___ DATASET RECORDS ___

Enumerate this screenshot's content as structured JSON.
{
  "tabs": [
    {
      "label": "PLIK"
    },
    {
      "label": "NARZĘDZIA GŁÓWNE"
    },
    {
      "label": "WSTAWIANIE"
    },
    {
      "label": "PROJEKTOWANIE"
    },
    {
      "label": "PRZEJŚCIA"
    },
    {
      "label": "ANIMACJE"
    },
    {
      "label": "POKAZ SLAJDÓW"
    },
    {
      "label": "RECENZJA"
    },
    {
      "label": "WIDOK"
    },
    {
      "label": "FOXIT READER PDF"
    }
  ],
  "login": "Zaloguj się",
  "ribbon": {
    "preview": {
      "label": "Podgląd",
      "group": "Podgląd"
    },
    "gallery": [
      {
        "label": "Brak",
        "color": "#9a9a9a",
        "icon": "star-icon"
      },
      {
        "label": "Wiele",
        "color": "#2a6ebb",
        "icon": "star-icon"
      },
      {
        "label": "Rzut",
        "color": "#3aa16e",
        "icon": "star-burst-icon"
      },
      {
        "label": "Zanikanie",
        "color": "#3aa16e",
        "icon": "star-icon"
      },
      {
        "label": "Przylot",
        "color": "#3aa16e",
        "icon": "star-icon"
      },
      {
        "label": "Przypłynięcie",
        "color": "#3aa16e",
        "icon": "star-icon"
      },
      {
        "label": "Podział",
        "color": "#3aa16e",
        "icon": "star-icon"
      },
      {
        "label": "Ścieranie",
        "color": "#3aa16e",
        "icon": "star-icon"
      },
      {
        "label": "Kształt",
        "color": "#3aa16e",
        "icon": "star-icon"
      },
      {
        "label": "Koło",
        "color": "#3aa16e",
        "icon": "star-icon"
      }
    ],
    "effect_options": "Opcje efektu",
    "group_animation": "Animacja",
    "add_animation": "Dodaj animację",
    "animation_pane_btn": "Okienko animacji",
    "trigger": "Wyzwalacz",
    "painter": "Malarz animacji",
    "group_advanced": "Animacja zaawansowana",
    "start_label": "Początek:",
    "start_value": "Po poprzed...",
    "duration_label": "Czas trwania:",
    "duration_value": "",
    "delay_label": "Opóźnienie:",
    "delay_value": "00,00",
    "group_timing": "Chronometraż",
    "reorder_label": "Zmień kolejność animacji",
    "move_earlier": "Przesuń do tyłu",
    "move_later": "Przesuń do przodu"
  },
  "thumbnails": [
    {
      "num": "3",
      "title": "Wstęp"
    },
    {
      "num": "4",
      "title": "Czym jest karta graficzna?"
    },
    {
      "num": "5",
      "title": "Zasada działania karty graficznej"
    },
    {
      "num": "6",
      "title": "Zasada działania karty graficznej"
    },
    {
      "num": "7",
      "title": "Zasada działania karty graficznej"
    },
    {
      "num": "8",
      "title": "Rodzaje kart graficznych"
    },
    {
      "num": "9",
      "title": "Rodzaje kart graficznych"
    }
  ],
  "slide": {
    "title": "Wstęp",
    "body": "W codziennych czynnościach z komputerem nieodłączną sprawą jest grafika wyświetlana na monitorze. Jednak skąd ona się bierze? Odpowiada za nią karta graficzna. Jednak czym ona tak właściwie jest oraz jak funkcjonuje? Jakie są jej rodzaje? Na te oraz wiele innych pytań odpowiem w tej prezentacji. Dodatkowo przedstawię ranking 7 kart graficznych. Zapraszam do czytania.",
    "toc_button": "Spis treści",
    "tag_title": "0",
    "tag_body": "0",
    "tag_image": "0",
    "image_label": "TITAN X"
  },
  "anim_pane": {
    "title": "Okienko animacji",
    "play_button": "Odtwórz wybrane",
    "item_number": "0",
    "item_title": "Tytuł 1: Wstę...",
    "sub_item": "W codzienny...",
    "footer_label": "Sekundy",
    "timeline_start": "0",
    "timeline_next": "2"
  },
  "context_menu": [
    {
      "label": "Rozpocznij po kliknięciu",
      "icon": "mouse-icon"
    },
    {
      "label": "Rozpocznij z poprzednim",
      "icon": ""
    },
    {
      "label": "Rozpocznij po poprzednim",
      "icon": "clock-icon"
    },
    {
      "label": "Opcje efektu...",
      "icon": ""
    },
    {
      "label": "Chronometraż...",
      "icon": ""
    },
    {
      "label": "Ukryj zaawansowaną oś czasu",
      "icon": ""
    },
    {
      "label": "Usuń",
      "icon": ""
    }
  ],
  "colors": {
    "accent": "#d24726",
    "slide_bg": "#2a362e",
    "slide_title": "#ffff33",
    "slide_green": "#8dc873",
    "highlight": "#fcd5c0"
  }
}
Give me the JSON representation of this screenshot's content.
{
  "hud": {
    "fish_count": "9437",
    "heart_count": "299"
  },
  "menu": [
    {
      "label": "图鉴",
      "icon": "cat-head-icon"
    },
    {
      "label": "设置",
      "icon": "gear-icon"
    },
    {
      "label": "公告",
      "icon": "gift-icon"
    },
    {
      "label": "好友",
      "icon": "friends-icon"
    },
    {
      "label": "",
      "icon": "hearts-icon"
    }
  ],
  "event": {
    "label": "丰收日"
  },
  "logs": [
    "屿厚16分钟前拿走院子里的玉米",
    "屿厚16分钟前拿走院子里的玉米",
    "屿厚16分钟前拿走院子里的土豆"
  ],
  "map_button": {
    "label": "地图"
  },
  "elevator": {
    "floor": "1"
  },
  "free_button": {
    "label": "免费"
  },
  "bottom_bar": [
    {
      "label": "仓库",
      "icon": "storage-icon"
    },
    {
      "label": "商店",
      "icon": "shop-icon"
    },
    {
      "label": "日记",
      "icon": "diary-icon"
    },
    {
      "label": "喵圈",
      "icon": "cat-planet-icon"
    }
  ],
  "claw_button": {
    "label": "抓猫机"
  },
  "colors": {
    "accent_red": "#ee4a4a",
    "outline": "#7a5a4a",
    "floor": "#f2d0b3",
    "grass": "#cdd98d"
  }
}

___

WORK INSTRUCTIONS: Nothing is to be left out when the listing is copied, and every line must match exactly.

RESULT:
Enumerate this screenshot's content as structured JSON.
{
  "tabs": [
    {
      "label": "PLIK"
    },
    {
      "label": "NARZĘDZIA GŁÓWNE"
    },
    {
      "label": "WSTAWIANIE"
    },
    {
      "label": "PROJEKTOWANIE"
    },
    {
      "label": "PRZEJŚCIA"
    },
    {
      "label": "ANIMACJE"
    },
    {
      "label": "POKAZ SLAJDÓW"
    },
    {
      "label": "RECENZJA"
    },
    {
      "label": "WIDOK"
    },
    {
      "label": "FOXIT READER PDF"
    }
  ],
  "login": "Zaloguj się",
  "ribbon": {
    "preview": {
      "label": "Podgląd",
      "group": "Podgląd"
    },
    "gallery": [
      {
        "label": "Brak",
        "color": "#9a9a9a",
        "icon": "star-icon"
      },
      {
        "label": "Wiele",
        "color": "#2a6ebb",
        "icon": "star-icon"
      },
      {
        "label": "Rzut",
        "color": "#3aa16e",
        "icon": "star-burst-icon"
      },
      {
        "label": "Zanikanie",
        "color": "#3aa16e",
        "icon": "star-icon"
      },
      {
        "label": "Przylot",
        "color": "#3aa16e",
        "icon": "star-icon"
      },
      {
        "label": "Przypłynięcie",
        "color": "#3aa16e",
        "icon": "star-icon"
      },
      {
        "label": "Podział",
        "color": "#3aa16e",
        "icon": "star-icon"
      },
      {
        "label": "Ścieranie",
        "color": "#3aa16e",
        "icon": "star-icon"
      },
      {
        "label": "Kształt",
        "color": "#3aa16e",
        "icon": "star-icon"
      },
      {
        "label": "Koło",
        "color": "#3aa16e",
        "icon": "star-icon"
      }
    ],
    "effect_options": "Opcje efektu",
    "group_animation": "Animacja",
    "add_animation": "Dodaj animację",
    "animation_pane_btn": "Okienko animacji",
    "trigger": "Wyzwalacz",
    "painter": "Malarz animacji",
    "group_advanced": "Animacja zaawansowana",
    "start_label": "Początek:",
    "start_value": "Po poprzed...",
    "duration_label": "Czas trwania:",
    "duration_value": "",
    "delay_label": "Opóźnienie:",
    "delay_value": "00,00",
    "group_timing": "Chronometraż",
    "reorder_label": "Zmień kolejność animacji",
    "move_earlier": "Przesuń do tyłu",
    "move_later": "Przesuń do przodu"
  },
  "thumbnails": [
    {
      "num": "3",
      "title": "Wstęp"
    },
    {
      "num": "4",
      "title": "Czym jest karta graficzna?"
    },
    {
      "num": "5",
      "title": "Zasada działania karty graficznej"
    },
    {
      "num": "6",
      "title": "Zasada działania karty graficznej"
    },
    {
      "num": "7",
      "title": "Zasada działania karty graficznej"
    },
    {
      "num": "8",
      "title": "Rodzaje kart graficznych"
    },
    {
      "num": "9",
      "title": "Rodzaje kart graficznych"
    }
  ],
  "slide": {
    "title": "Wstęp",
    "body": "W codziennych czynnościach z komputerem nieodłączną sprawą jest grafika wyświetlana na monitorze. Jednak skąd ona się bierze? Odpowiada za nią karta graficzna. Jednak czym ona tak właściwie jest oraz jak funkcjonuje? Jakie są jej rodzaje? Na te oraz wiele innych pytań odpowiem w tej prezentacji. Dodatkowo przedstawię ranking 7 kart graficznych. Zapraszam do czytania.",
    "toc_button": "Spis treści",
    "tag_title": "0",
    "tag_body": "0",
    "tag_image": "0",
    "image_label": "TITAN X"
  },
  "anim_pane": {
    "title": "Okienko animacji",
    "play_button": "Odtwórz wybrane",
    "item_number": "0",
    "item_title": "Tytuł 1: Wstę...",
    "sub_item": "W codzienny...",
    "footer_label": "Sekundy",
    "timeline_start": "0",
    "timeline_next": "2"
  },
  "context_menu": [
    {
      "label": "Rozpocznij po kliknięciu",
      "icon": "mouse-icon"
    },
    {
      "label": "Rozpocznij z poprzednim",
      "icon": ""
    },
    {
      "label": "Rozpocznij po poprzednim",
      "icon": "clock-icon"
    },
    {
      "label": "Opcje efektu...",
      "icon": ""
    },
    {
      "label": "Chronometraż...",
      "icon": ""
    },
    {
      "label": "Ukryj zaawansowaną oś czasu",
      "icon": ""
    },
    {
      "label": "Usuń",
      "icon": ""
    }
  ],
  "colors": {
    "accent": "#d24726",
    "slide_bg": "#2a362e",
    "slide_title": "#ffff33",
    "slide_green": "#8dc873",
    "highlight": "#fcd5c0"
  }
}
Give me the JSON representation of this screenshot's content.
{
  "hud": {
    "fish_count": "9437",
    "heart_count": "299"
  },
  "menu": [
    {
      "label": "图鉴",
      "icon": "cat-head-icon"
    },
    {
      "label": "设置",
      "icon": "gear-icon"
    },
    {
      "label": "公告",
      "icon": "gift-icon"
    },
    {
      "label": "好友",
      "icon": "friends-icon"
    },
    {
      "label": "",
      "icon": "hearts-icon"
    }
  ],
  "event": {
    "label": "丰收日"
  },
  "logs": [
    "屿厚16分钟前拿走院子里的玉米",
    "屿厚16分钟前拿走院子里的玉米",
    "屿厚16分钟前拿走院子里的土豆"
  ],
  "map_button": {
    "label": "地图"
  },
  "elevator": {
    "floor": "1"
  },
  "free_button": {
    "label": "免费"
  },
  "bottom_bar": [
    {
      "label": "仓库",
      "icon": "storage-icon"
    },
    {
      "label": "商店",
      "icon": "shop-icon"
    },
    {
      "label": "日记",
      "icon": "diary-icon"
    },
    {
      "label": "喵圈",
      "icon": "cat-planet-icon"
    }
  ],
  "claw_button": {
    "label": "抓猫机"
  },
  "colors": {
    "accent_red": "#ee4a4a",
    "outline": "#7a5a4a",
    "floor": "#f2d0b3",
    "grass": "#cdd98d"
  }
}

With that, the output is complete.